An identical copy of the data below is needed.

(Beginning of Given records)

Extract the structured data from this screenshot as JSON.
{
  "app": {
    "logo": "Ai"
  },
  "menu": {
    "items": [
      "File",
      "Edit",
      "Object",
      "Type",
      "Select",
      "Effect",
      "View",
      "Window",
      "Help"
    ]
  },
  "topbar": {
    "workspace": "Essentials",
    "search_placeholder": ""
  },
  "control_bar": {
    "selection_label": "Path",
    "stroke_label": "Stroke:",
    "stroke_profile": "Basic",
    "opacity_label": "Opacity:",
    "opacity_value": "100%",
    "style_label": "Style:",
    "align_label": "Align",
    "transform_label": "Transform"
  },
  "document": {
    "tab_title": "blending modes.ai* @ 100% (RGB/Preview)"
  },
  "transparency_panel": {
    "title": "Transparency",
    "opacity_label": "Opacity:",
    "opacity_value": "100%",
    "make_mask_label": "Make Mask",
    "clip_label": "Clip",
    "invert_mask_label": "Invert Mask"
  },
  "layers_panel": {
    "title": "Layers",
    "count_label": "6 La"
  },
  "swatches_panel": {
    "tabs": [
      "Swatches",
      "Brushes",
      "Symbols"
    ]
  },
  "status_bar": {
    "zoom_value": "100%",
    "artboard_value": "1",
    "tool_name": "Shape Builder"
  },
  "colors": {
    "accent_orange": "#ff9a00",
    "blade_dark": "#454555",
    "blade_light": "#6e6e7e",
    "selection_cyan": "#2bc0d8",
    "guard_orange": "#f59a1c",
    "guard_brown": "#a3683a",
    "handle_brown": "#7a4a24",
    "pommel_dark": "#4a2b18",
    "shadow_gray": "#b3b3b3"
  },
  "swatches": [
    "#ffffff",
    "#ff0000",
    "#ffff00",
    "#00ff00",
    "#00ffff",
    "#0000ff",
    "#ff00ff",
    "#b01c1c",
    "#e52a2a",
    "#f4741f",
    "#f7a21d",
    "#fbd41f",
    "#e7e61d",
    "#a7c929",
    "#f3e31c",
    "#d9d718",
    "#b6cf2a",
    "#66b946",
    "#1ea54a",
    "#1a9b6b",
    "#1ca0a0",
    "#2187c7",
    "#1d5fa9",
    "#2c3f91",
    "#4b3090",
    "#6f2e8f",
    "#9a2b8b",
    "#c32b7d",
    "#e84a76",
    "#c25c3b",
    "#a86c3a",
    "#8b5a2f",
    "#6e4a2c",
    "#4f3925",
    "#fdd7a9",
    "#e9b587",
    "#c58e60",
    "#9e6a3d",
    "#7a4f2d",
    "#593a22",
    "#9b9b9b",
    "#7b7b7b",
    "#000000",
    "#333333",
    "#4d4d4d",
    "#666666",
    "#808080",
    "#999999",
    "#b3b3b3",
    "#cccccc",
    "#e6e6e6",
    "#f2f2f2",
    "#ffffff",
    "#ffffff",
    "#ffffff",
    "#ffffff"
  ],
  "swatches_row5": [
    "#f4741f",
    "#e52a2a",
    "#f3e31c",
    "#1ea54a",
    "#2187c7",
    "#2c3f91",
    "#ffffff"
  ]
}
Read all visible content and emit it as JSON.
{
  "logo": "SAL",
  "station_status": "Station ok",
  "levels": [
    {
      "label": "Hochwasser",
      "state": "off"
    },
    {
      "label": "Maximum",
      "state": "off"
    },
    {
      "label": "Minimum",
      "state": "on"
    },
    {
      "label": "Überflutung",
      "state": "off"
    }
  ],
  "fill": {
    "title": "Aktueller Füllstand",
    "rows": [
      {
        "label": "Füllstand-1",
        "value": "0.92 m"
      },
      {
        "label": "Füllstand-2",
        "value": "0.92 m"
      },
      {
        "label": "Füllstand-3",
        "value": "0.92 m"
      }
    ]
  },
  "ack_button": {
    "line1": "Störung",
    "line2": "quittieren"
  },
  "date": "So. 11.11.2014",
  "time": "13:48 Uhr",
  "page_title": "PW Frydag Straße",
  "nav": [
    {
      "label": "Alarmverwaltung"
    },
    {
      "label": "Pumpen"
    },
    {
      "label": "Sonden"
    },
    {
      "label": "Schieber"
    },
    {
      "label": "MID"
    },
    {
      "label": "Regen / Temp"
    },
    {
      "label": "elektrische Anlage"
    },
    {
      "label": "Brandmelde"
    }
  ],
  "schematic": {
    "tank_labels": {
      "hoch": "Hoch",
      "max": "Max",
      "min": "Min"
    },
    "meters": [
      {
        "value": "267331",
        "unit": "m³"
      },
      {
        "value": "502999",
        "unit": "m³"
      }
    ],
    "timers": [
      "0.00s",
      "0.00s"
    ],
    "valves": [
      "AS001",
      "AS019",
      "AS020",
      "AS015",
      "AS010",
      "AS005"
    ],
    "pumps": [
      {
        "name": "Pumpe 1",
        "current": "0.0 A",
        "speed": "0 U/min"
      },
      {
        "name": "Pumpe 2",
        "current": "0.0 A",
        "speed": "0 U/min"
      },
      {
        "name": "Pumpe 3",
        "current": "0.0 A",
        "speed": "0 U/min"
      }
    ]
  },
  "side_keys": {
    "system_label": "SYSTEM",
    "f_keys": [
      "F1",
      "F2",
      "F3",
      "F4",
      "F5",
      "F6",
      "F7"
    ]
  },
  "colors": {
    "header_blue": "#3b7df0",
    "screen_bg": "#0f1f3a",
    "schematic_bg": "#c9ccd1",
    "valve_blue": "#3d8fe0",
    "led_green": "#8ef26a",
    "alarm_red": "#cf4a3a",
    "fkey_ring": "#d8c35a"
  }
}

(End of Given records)

_Result of this task_.
Extract the structured data from this screenshot as JSON.
{
  "app": {
    "logo": "Ai"
  },
  "menu": {
    "items": [
      "File",
      "Edit",
      "Object",
      "Type",
      "Select",
      "Effect",
      "View",
      "Window",
      "Help"
    ]
  },
  "topbar": {
    "workspace": "Essentials",
    "search_placeholder": ""
  },
  "control_bar": {
    "selection_label": "Path",
    "stroke_label": "Stroke:",
    "stroke_profile": "Basic",
    "opacity_label": "Opacity:",
    "opacity_value": "100%",
    "style_label": "Style:",
    "align_label": "Align",
    "transform_label": "Transform"
  },
  "document": {
    "tab_title": "blending modes.ai* @ 100% (RGB/Preview)"
  },
  "transparency_panel": {
    "title": "Transparency",
    "opacity_label": "Opacity:",
    "opacity_value": "100%",
    "make_mask_label": "Make Mask",
    "clip_label": "Clip",
    "invert_mask_label": "Invert Mask"
  },
  "layers_panel": {
    "title": "Layers",
    "count_label": "6 La"
  },
  "swatches_panel": {
    "tabs": [
      "Swatches",
      "Brushes",
      "Symbols"
    ]
  },
  "status_bar": {
    "zoom_value": "100%",
    "artboard_value": "1",
    "tool_name": "Shape Builder"
  },
  "colors": {
    "accent_orange": "#ff9a00",
    "blade_dark": "#454555",
    "blade_light": "#6e6e7e",
    "selection_cyan": "#2bc0d8",
    "guard_orange": "#f59a1c",
    "guard_brown": "#a3683a",
    "handle_brown": "#7a4a24",
    "pommel_dark": "#4a2b18",
    "shadow_gray": "#b3b3b3"
  },
  "swatches": [
    "#ffffff",
    "#ff0000",
    "#ffff00",
    "#00ff00",
    "#00ffff",
    "#0000ff",
    "#ff00ff",
    "#b01c1c",
    "#e52a2a",
    "#f4741f",
    "#f7a21d",
    "#fbd41f",
    "#e7e61d",
    "#a7c929",
    "#f3e31c",
    "#d9d718",
    "#b6cf2a",
    "#66b946",
    "#1ea54a",
    "#1a9b6b",
    "#1ca0a0",
    "#2187c7",
    "#1d5fa9",
    "#2c3f91",
    "#4b3090",
    "#6f2e8f",
    "#9a2b8b",
    "#c32b7d",
    "#e84a76",
    "#c25c3b",
    "#a86c3a",
    "#8b5a2f",
    "#6e4a2c",
    "#4f3925",
    "#fdd7a9",
    "#e9b587",
    "#c58e60",
    "#9e6a3d",
    "#7a4f2d",
    "#593a22",
    "#9b9b9b",
    "#7b7b7b",
    "#000000",
    "#333333",
    "#4d4d4d",
    "#666666",
    "#808080",
    "#999999",
    "#b3b3b3",
    "#cccccc",
    "#e6e6e6",
    "#f2f2f2",
    "#ffffff",
    "#ffffff",
    "#ffffff",
    "#ffffff"
  ],
  "swatches_row5": [
    "#f4741f",
    "#e52a2a",
    "#f3e31c",
    "#1ea54a",
    "#2187c7",
    "#2c3f91",
    "#ffffff"
  ]
}
Read all visible content and emit it as JSON.
{
  "logo": "SAL",
  "station_status": "Station ok",
  "levels": [
    {
      "label": "Hochwasser",
      "state": "off"
    },
    {
      "label": "Maximum",
      "state": "off"
    },
    {
      "label": "Minimum",
      "state": "on"
    },
    {
      "label": "Überflutung",
      "state": "off"
    }
  ],
  "fill": {
    "title": "Aktueller Füllstand",
    "rows": [
      {
        "label": "Füllstand-1",
        "value": "0.92 m"
      },
      {
        "label": "Füllstand-2",
        "value": "0.92 m"
      },
      {
        "label": "Füllstand-3",
        "value": "0.92 m"
      }
    ]
  },
  "ack_button": {
    "line1": "Störung",
    "line2": "quittieren"
  },
  "date": "So. 11.11.2014",
  "time": "13:48 Uhr",
  "page_title": "PW Frydag Straße",
  "nav": [
    {
      "label": "Alarmverwaltung"
    },
    {
      "label": "Pumpen"
    },
    {
      "label": "Sonden"
    },
    {
      "label": "Schieber"
    },
    {
      "label": "MID"
    },
    {
      "label": "Regen / Temp"
    },
    {
      "label": "elektrische Anlage"
    },
    {
      "label": "Brandmelde"
    }
  ],
  "schematic": {
    "tank_labels": {
      "hoch": "Hoch",
      "max": "Max",
      "min": "Min"
    },
    "meters": [
      {
        "value": "267331",
        "unit": "m³"
      },
      {
        "value": "502999",
        "unit": "m³"
      }
    ],
    "timers": [
      "0.00s",
      "0.00s"
    ],
    "valves": [
      "AS001",
      "AS019",
      "AS020",
      "AS015",
      "AS010",
      "AS005"
    ],
    "pumps": [
      {
        "name": "Pumpe 1",
        "current": "0.0 A",
        "speed": "0 U/min"
      },
      {
        "name": "Pumpe 2",
        "current": "0.0 A",
        "speed": "0 U/min"
      },
      {
        "name": "Pumpe 3",
        "current": "0.0 A",
        "speed": "0 U/min"
      }
    ]
  },
  "side_keys": {
    "system_label": "SYSTEM",
    "f_keys": [
      "F1",
      "F2",
      "F3",
      "F4",
      "F5",
      "F6",
      "F7"
    ]
  },
  "colors": {
    "header_blue": "#3b7df0",
    "screen_bg": "#0f1f3a",
    "schematic_bg": "#c9ccd1",
    "valve_blue": "#3d8fe0",
    "led_green": "#8ef26a",
    "alarm_red": "#cf4a3a",
    "fkey_ring": "#d8c35a"
  }
}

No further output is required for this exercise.